4, 11, 14, 15, 17, 20, 30, 23, 20, 35, 35, 31, 34, 23, 15, 19, 39, 22, 15, 15, 19, 39, 22, 23, 29, 26, 29, 29

a. Make a box plot of the temperatures.

Answer:

Five number summary: 4, 16, 22.5, 29.5, 39

b. Make a prediction about the part of the United States you think the city might be located in. Explain your reasoning.

Answer:

Answers will vary. The city was probably somewhere in the northern states, either in the Midwest or Northeast, maybe Montana or Wyoming, because the temperatures are typically pretty cold in those regions.

c. Describe the temperature data distribution.
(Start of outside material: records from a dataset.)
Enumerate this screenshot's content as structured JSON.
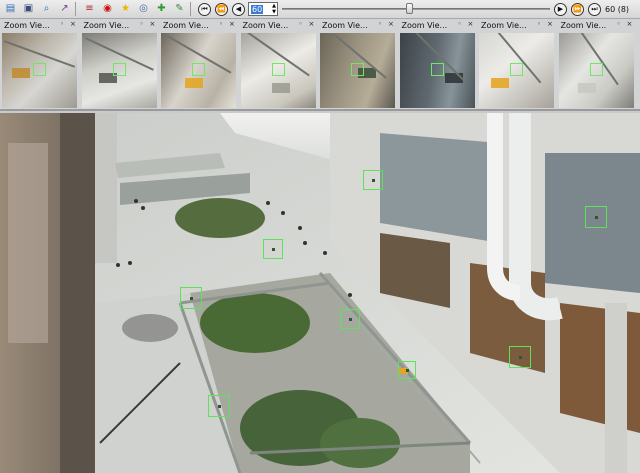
{
  "toolbar": {
    "icons": [
      {
        "name": "save-icon",
        "glyph": "▤",
        "color": "#2f6db5"
      },
      {
        "name": "camera-icon",
        "glyph": "▣",
        "color": "#3a4a7a"
      },
      {
        "name": "zoom-icon",
        "glyph": "⌕",
        "color": "#2e6fb2"
      },
      {
        "name": "chart-icon",
        "glyph": "↗",
        "color": "#7a3a9a"
      },
      {
        "name": "track-list-icon",
        "glyph": "≡",
        "color": "#b52222"
      },
      {
        "name": "record-icon",
        "glyph": "◉",
        "color": "#cc1111"
      },
      {
        "name": "star-icon",
        "glyph": "★",
        "color": "#e7b800"
      },
      {
        "name": "target-icon",
        "glyph": "◎",
        "color": "#4a6ea0"
      },
      {
        "name": "add-icon",
        "glyph": "✚",
        "color": "#2f9a2f"
      },
      {
        "name": "edit-track-icon",
        "glyph": "✎",
        "color": "#3a8a3a"
      }
    ],
    "frame_input_value": "60",
    "slider_position_fraction": 0.475,
    "frame_label": "60 (8)",
    "nav_left": [
      "⏮",
      "⏪",
      "◀"
    ],
    "nav_right": [
      "▶",
      "⏩",
      "⏭"
    ]
  },
  "zoom_panels": [
    {
      "title": "Zoom Vie...",
      "bg": "linear-gradient(135deg,#8a7d68 0%,#bcb6ab 35%,#d7d6d2 60%,#9e9a92 100%)",
      "accent": "#c08a2a"
    },
    {
      "title": "Zoom Vie...",
      "bg": "linear-gradient(160deg,#7c7a74 0%,#cfcfc9 40%,#e6e6e3 70%,#a9a9a2 100%)",
      "accent": "#50544f"
    },
    {
      "title": "Zoom Vie...",
      "bg": "linear-gradient(120deg,#6b645a 0%,#d8d4cb 45%,#b8b2a6 75%,#e6e2d8 100%)",
      "accent": "#e4a51c"
    },
    {
      "title": "Zoom Vie...",
      "bg": "linear-gradient(150deg,#a7a49c 0%,#ecebe6 45%,#c9c6bd 80%,#8c887f 100%)",
      "accent": "#9a9a90"
    },
    {
      "title": "Zoom Vie...",
      "bg": "linear-gradient(110deg,#6a6558 0%,#9a9280 40%,#b6ad98 70%,#5c5850 100%)",
      "accent": "#3b4d3a"
    },
    {
      "title": "Zoom Vie...",
      "bg": "linear-gradient(100deg,#3d4348 0%,#5f6a70 45%,#87949a 70%,#4a5358 100%)",
      "accent": "#2b3236"
    },
    {
      "title": "Zoom Vie...",
      "bg": "linear-gradient(140deg,#d6d6d3 0%,#ecebe8 40%,#c5c2bb 75%,#a5a19a 100%)",
      "accent": "#e6a21e"
    },
    {
      "title": "Zoom Vie...",
      "bg": "linear-gradient(130deg,#9b9a95 0%,#e5e5e2 40%,#cacac5 70%,#7e7d78 100%)",
      "accent": "#c8c8c2"
    }
  ],
  "colors": {
    "track_box": "#5de25a",
    "floor": "#d5d7d2",
    "railing": "#8f9590",
    "trees": "#4a6a35",
    "storefront": "#7e5a3a",
    "ceiling": "#e8e9e7"
  }
}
Include a description of the center and spread.

Answer:

The IQR is 29. 5°F – 16°F, or 13.5°F. Half of the temperatures were near the middle between 16°F and 29.5°F. The median is 22.5°F. A quarter of the temperatures are less than 16°F but greater than or equal to 4°F. A quarter of the temperatures are greater than 29.5°F and less than or equal to 3 9°F.

Question 4.

The box plot below summarizes data from a survey of households about the number of dogs they have. Identify each of the following statements is true or false. Explain your reasoning in each case.

a. The maximum number of dogs per house is 8.

Ans;

True, because the line segment at the top goes to 8.

b. At least of the houses have 2 or more dogs.

Answer:

True, because 2 is the median.

c. All of the houses have dogs.

Answer:

False, because the lower line segment starts at 0, so at least one household does not have a dog as a pet.

d. Half of the houses surveyed have between 2 and 4 dogs.

Answer:

False, because only about 25% of the houses would have between 2 and 4 dogs.

e. Most of the houses surveyed have no dogs.

Answer:

False, because at least \(\frac{3}{4}\) of those surveyed had 1 or more dogs.

### Eureka Math Grade 6 Module 6 Lesson 14 Exit Ticket Answer Key

Question 1.

Sulee explained how to make a box plot to her sister as follows:

“First, you find the smallest and largest values and put a mark halfway between them, and then put a mark halfway between that mark and each end. So, if 10 is the smallest value and 30 is the largest value, you would put a mark at 20. Then, another mark belongs halfway between 20 and 10, which would be at 15.

And then one more mark belongs halfway between 20 and 30, which would be at 25. Now, you put a box around the three middle marks, and draw lines from the box to the smallest and largest values.” Here is her box plot. What would you say to Sulee?

Answer:

Sulee is wrong. This is not the correct way to create a box plot. Sulee did not find the median or the quartiles using the data values; she just divided up the length between the smallest and largest numbers into four equal sections. For a box plot, the sections will not always have the same length, but there will be the same number of observations in the sections.

Teacher note: This Exit Ticket problem addresses a very common student misconception about box plots. Make sure students understand how the median and quartiles are used to create the four sections of the box plot.